Welcome to The Old Republic: a massively multiplayer BioWare RPG set in the Star Wars universe. That means space opera plot, tough choices, and in all probability a lot of arguing with your asshole friends. Rather than follow the MMO template of pop-up quest text with little more than an ‘Accept’ button by way of interaction, BioWare are giving you the kinds of major choices that have come to define their single-player games. The difference in The Old Republic is that you can take your friends with you and pause to chat about the big decisions before you make them.

But this is more than just a cinematic RPG with extra players. This is a game on a scale BioWare have never attempted before. They’ve previously made their stories feel epic by hinting that there’s more going on in the universe around you, but this is the game where there actually is.

“It’s just such a huge game,” says James Ohlen, creative director on the project. “It’s the biggest game I’ve ever worked on. I’m surprised at the enormity of it every other week... We’re creating more content than Mass Effect 2, Mass Effect 1, Dragon Age, and Knights of the Old Republic put together, and throw in Baldur’s Gate too.”

It’s so big that even a year from release it already has more recorded dialogue than the Mass Effect games combined. By the time it’s done, it’ll have more than the sum of all of BioWare’s 17 other games – James calls it “one of the most ambitious voiceover projects in the history of the videogame industry, perhaps of the entertainment industry itself.” It’s not so much the talking that’s exciting, though the cast list does include returning favourites from other BioWare games. It’s what that says about the sheer amount of stuff that will be available to do. Imagine a Knights of the Old Republic that lasted for as long as you cared to play it. Unless they screw it up, this will be BioWare’s magnum opus.

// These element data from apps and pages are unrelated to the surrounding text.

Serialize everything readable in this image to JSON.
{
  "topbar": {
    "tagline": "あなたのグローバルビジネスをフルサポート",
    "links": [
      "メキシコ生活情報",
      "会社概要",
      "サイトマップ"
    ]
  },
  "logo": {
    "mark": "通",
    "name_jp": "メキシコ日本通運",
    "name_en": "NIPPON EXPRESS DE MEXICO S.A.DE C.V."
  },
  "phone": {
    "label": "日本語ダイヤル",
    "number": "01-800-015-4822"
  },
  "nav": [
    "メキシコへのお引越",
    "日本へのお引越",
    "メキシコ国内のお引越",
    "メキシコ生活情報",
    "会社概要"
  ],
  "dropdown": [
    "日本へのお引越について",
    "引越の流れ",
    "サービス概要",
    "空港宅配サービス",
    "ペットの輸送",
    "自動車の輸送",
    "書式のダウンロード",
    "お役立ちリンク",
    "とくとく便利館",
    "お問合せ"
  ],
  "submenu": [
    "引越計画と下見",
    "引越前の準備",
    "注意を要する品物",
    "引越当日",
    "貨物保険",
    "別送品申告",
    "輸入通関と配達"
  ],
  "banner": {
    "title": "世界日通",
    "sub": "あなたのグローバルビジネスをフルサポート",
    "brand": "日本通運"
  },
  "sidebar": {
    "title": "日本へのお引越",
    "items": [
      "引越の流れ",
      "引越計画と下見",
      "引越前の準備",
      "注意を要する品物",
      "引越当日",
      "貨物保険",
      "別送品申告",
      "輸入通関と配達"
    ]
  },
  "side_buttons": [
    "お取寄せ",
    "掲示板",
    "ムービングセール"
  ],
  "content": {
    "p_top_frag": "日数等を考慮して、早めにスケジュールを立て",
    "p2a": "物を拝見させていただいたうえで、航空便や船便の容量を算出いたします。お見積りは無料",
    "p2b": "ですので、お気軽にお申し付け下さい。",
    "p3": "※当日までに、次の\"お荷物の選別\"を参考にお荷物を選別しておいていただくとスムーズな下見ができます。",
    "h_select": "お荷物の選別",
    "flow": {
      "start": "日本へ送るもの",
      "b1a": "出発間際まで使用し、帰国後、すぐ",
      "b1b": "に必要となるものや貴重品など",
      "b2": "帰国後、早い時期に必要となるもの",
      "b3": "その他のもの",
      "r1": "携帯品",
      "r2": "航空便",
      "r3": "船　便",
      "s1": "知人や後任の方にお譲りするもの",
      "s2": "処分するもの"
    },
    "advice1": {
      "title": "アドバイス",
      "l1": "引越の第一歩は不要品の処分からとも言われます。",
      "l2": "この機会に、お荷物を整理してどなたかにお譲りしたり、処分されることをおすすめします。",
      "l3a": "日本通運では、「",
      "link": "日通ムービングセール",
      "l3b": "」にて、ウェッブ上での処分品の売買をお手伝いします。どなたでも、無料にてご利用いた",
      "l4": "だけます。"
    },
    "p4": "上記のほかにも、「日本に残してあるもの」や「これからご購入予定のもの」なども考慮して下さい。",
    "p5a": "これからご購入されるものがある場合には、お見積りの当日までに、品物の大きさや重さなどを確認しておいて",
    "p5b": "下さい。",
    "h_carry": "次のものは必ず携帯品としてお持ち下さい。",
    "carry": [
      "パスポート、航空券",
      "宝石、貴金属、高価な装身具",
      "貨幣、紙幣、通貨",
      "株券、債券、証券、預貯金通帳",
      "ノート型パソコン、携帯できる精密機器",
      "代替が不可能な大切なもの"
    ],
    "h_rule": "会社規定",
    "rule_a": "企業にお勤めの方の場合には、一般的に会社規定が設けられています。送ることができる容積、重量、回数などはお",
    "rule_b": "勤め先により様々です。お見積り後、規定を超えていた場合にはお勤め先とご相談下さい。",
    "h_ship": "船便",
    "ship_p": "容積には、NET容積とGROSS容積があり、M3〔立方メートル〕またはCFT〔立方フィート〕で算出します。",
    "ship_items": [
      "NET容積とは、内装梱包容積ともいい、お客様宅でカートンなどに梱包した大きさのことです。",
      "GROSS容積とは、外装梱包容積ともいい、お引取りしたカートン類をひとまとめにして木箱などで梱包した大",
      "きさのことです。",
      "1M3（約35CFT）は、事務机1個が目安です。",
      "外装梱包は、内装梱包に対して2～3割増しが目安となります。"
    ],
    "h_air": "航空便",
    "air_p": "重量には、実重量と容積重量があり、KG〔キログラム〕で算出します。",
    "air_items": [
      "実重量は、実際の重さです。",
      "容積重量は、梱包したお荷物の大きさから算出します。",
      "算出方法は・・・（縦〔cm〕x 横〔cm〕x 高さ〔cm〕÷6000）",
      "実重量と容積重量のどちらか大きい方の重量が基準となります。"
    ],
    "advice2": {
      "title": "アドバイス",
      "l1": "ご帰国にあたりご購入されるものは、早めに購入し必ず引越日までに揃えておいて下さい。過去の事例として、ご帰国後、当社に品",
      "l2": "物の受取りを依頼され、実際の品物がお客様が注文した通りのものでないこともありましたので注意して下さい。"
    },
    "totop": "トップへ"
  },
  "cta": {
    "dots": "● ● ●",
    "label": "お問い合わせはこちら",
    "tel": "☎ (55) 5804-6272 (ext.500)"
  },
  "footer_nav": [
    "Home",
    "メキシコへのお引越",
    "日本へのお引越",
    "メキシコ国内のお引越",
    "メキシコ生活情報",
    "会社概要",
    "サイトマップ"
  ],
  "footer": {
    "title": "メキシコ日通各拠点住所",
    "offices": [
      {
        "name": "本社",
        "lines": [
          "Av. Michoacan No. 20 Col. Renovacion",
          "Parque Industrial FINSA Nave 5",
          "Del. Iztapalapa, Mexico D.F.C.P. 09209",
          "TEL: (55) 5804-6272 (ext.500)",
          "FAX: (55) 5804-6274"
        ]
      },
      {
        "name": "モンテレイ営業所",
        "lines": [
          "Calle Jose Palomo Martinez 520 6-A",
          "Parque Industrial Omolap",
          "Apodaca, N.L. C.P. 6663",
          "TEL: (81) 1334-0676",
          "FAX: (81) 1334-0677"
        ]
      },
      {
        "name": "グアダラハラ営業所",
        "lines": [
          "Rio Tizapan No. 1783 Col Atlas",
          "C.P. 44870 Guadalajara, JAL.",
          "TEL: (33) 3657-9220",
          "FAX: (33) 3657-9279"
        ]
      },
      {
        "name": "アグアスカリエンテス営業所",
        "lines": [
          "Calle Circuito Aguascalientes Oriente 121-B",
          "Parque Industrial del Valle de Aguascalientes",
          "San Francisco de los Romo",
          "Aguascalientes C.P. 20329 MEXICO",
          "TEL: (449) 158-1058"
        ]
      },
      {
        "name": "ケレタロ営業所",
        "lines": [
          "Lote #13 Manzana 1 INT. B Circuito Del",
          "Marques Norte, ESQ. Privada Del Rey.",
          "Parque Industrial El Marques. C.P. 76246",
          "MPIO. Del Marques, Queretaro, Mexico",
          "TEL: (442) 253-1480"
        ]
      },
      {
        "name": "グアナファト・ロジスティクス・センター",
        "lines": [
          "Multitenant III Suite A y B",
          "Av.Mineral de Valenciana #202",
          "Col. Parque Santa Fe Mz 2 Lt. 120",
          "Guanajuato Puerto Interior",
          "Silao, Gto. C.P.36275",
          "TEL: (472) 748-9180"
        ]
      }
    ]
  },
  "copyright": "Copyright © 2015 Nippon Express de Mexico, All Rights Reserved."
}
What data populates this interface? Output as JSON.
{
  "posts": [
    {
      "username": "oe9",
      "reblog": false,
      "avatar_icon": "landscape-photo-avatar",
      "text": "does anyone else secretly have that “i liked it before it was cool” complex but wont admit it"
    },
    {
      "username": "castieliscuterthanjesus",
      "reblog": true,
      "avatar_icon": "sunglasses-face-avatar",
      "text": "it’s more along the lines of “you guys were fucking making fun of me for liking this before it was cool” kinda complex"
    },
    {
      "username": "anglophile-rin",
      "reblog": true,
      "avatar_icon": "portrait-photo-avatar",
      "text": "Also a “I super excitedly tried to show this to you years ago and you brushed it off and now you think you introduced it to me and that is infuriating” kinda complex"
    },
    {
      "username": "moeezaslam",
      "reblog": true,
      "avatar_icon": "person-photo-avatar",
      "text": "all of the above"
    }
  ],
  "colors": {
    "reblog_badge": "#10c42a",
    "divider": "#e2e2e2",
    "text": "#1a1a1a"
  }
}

Above: And you can be a Sith

Yet it’s hard to see how such voice-acted, scripted, personal quests could fit with a massively multiplayer game. It’s tempting to imagine The Old Republic might be one of these pseudo-MMOs: Champions Online, for example, relies heavily on instances, creating multiple copies of busy zones that rarely contain more than 30 people at once. The Old Republic doesn’t work that way. “Our public areas are part of one contiguous world,” Ohlen says. “Not just our cities – 90% of the game, actually, will be a public area where you can run into other players.” He says the number of players per server will be comparable to World of Warcraft’s, some of which are home to 30,000 players at once.

“We really want this to be a classic massively multiplayer game, and have that feel. We are using instancing to tell some of our more complex stories, but it’s definitely not going to feel like a heavily instanced game. The very personal missions that revolve around who you are and your class – they’ll take place in instances. But missions that are group-oriented, that you can do with your friends, those’ll take place in public areas.”

Above: Dual-bladed lightsabers and force lightning? DO WANT

Neither type of quest will be like anything we’re used to in MMOs. Even the best-made of those know their little boxes of quest text aren’t engaging: World of Warcraft spelt them out line by line to force players not to skip them. Last year Blizzard’s own Jeff Kaplan announced at GDC: “Basically – and I’m speaking to the Blizzard guys in the back – we need to stop writing a f---ing book in our game, because nobody wants to read it.”

The Old Republic’s talky scenes will not only be voiced, but custom animated and cinematically directed like the best of BioWare’s single-player work. Their last game, Mass Effect 2, set a new standard in this both for BioWare and the industry at large. So it’s good to hear that one of the key people in developing the cinematic system on Mass Effect, Brad Prince, has since moved to The Old Republic team.